Publication Type:

Journal Article

Source:

Oral health & preventive dentistry, Volume 9, Number 3, p.243-249 (2011)

URL:

http://www.scopus.com/inward/record.url?eid=2-s2.0-84855172397&partnerID=40&md5=974fa45c2ccb934af2784532dcf73896

Keywords:

article, Attitude of Health Personnel, counseling, Cross-Sectional Studies, cross-sectional study, Dental, dental education, dentist, Dentist-Patient Relations, Dentists, doctor patient relation, Education, female, health behavior, health personnel attitude, human, Humans, India, male, methodology, motivation, professional practice, psychological aspect, questionnaire, Questionnaires, smoking, smoking cessation, time, Time Factors

Abstract:

Dental professionals are strategically placed to be the leaders in tobacco prevention and cessation as they provide preventive and therapeutic services to a basically healthy population on a regular basis.
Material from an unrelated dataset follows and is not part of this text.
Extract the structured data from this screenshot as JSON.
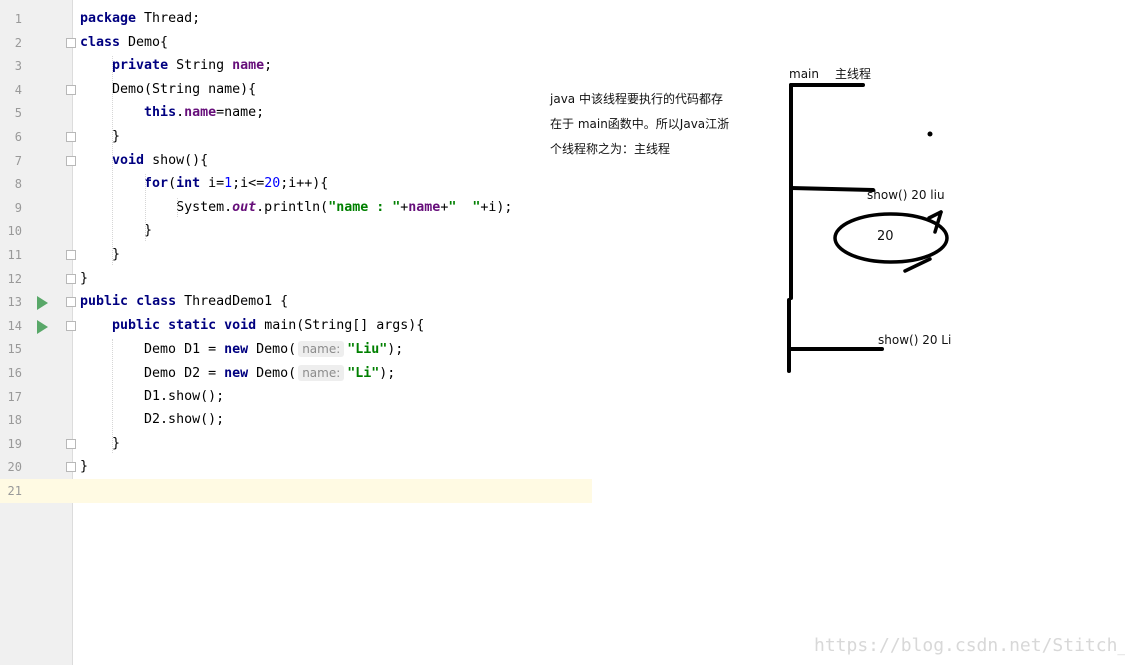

The objective of this study was to assess the tobacco cessation knowledge, attitudes and behaviours of dental practitioners in Kochi (Cochin), Kerala, India. A sampling frame of dentists enrolled in the Indian Dental Association (IDA), Kochi (Cochin) branch, practising in Ernakulam city, was obtained from the IDA. The letter describing the rationale for the study contained a 35-item pre-tested questionnaire and was personally delivered along with a stamped envelope. One hundred fourteen dentists returned a usable questionnaire. Data were entered and analysed using SPSS 12. Frequencies were calculated for all variables. Based on the responding dentists' self-reports, 54.6% were not confident in tobacco cessation counselling, 10.6% never asked, 60.9% asked in 50% of their patients about tobacco use and 17.6% of the dentists surveyed were smokers themselves. Participating dentists perceived that they were interested in using tobacco cessation counselling, but were not sure of quitting rates in their patients. The average time spent counselling patients about tobacco cessation was less than 2 minutes. The dentists perceived that lack of formal training leads to less motivation about tobacco counselling and hence infrequently incorporated tobacco cessation into their dental practices. The cessation of tobacco habits among dentists is essential.

Notes:

cited By (since 1996)3

Cite this Research Publication

J. Chandrashekar, Manjunath, B. C., and Unnikrishnan, M., “Addressing tobacco control in dental practice: a survey of dentists' knowledge, attitudes and behaviours in India.”, Oral health & preventive dentistry, vol. 9, pp. 243-249, 2011.